Every day, write in your journal to improve your ability to express and process your emotions. Don't censor or condemn yourself; just let it all out, untouched. Your notebook will provide a secure environment for you to free yourself, untangle yourself, and move forward over time.

We rarely have the time or space to process emotions in the present, so make sure you give yourself permission to feel the feelings you've experienced throughout the day and write about them in your notebook at the end of each day.

What is going on in your life that you wish you could change right now? What is your main source of annoyance? Pay attention to the sensations in your body as you write. Pay attention to the parts of your body that are numb, in pain, or frozen. What are they attempting to convey to you? What has to be healed, attended to, or changed?

Step 3: Reset (self-care)

If we've been neglecting our bodies and ignoring our emotions, we need to recommit to body-mind self-care and engage in healing practices that promote a sense of well-being.

The goal is to reconnect with your true self, reset to a calm and open condition, and reclaim your sense of well-being and balance.

Take time to calm down and be alone, get out in nature, create art, listen to music while cooking your favorite meal, meditate to clear your thoughts and relax your body, and unwind with a bubble bath or nap. Take care of yourself to reconnect with the joys of life and simple pleasures that will nourish your body, mind, and spirit.

Why does the purge happen?

The Purge is set in a near-future world in which the United States has been taken over by an organization known as the New Founding Fathers of America. The Purge was formed by the New Founding Fathers in reaction to rising crime rates, unemployment, and social unrest. Every year on one night, American citizens are granted 12 hours of total freedom to commit any crime they want. Almost any crime is allowed during those 12 hours, with the exception of using weapons of mass devastation or attacking top-level government leaders. The Purge is supposed to help people to let off steam and become better, harderworking citizens for the remaining 364 days of the year.

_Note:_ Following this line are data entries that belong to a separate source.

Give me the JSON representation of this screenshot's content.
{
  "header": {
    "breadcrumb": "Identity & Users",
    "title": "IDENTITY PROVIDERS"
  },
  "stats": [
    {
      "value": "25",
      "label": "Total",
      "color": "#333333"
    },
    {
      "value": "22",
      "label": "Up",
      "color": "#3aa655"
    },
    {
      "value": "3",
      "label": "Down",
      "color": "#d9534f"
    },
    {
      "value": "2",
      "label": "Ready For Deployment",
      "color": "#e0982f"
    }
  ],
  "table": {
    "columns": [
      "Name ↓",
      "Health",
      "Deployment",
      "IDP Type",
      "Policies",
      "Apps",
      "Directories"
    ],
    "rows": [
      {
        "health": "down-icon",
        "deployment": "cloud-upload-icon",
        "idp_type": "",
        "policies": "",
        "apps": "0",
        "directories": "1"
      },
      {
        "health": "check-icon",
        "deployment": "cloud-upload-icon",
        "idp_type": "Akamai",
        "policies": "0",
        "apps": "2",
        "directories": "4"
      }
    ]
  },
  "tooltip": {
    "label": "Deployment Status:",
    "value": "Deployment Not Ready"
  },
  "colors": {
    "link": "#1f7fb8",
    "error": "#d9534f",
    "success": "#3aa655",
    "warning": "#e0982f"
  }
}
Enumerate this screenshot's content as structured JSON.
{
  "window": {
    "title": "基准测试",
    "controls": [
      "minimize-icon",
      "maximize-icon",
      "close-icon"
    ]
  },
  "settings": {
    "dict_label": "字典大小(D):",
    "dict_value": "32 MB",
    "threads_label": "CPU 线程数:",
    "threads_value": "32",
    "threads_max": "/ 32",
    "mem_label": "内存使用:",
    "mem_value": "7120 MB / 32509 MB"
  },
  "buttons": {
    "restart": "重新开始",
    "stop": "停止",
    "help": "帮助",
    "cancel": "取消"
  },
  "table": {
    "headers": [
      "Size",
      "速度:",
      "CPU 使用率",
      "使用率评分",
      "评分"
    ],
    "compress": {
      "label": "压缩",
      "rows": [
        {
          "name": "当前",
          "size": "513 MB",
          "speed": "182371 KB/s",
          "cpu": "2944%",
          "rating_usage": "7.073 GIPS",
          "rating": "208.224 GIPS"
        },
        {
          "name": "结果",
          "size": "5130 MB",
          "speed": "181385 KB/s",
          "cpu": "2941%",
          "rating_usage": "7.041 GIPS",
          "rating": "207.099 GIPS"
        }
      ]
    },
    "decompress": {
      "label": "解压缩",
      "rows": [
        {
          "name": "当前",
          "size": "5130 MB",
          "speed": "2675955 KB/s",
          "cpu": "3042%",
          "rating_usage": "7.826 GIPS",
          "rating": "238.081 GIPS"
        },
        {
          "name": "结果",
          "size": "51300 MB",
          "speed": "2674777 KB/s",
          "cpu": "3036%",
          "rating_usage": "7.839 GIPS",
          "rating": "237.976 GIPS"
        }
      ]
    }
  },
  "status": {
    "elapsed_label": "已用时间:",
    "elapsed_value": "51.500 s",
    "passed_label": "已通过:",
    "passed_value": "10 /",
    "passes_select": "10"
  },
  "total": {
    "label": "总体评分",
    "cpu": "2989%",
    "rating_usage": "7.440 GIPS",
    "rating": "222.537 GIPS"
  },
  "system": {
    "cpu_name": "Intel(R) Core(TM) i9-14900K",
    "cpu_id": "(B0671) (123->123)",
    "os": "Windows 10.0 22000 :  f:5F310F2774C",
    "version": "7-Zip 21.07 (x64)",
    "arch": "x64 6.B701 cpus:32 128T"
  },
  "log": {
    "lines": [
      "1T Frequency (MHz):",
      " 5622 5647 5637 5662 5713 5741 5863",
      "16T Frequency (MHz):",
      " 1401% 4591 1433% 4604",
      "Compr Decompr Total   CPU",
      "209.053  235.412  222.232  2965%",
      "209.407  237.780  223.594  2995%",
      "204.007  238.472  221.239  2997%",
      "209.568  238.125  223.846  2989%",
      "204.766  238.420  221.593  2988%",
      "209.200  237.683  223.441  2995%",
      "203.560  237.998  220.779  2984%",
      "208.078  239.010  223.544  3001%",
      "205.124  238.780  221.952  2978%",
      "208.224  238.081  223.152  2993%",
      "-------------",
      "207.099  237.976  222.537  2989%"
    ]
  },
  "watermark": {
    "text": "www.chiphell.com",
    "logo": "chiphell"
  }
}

How do you know if you are gifted spiritually?

Dreaming is a deeply personal experience for spiritually gifted people.

Because of your connection to the spirit world, you have simple access to those other places, which you can see in dreams.

You've had dreams of people you know and love getting wounded or getting into horrible situations, only for something similar to happen to them in real life soon after.

How do you recognize a spiritual person?

The first evidence of a spiritual person is their lack of fear. When you have a fear or a chronic worry, that fear takes over your life and you are unable to be in the present moment. Fear of public speaking, fear of heights, and fear of bugs are the three most common fears among Americans. Many people, however, are terrified of death, rejection, loneliness, failure, illness, or making poor judgments. Spiritual people understand how to yield to forces beyond their control. In this way, they are similar to children in that they know how to ignore their minds and live fearlessly.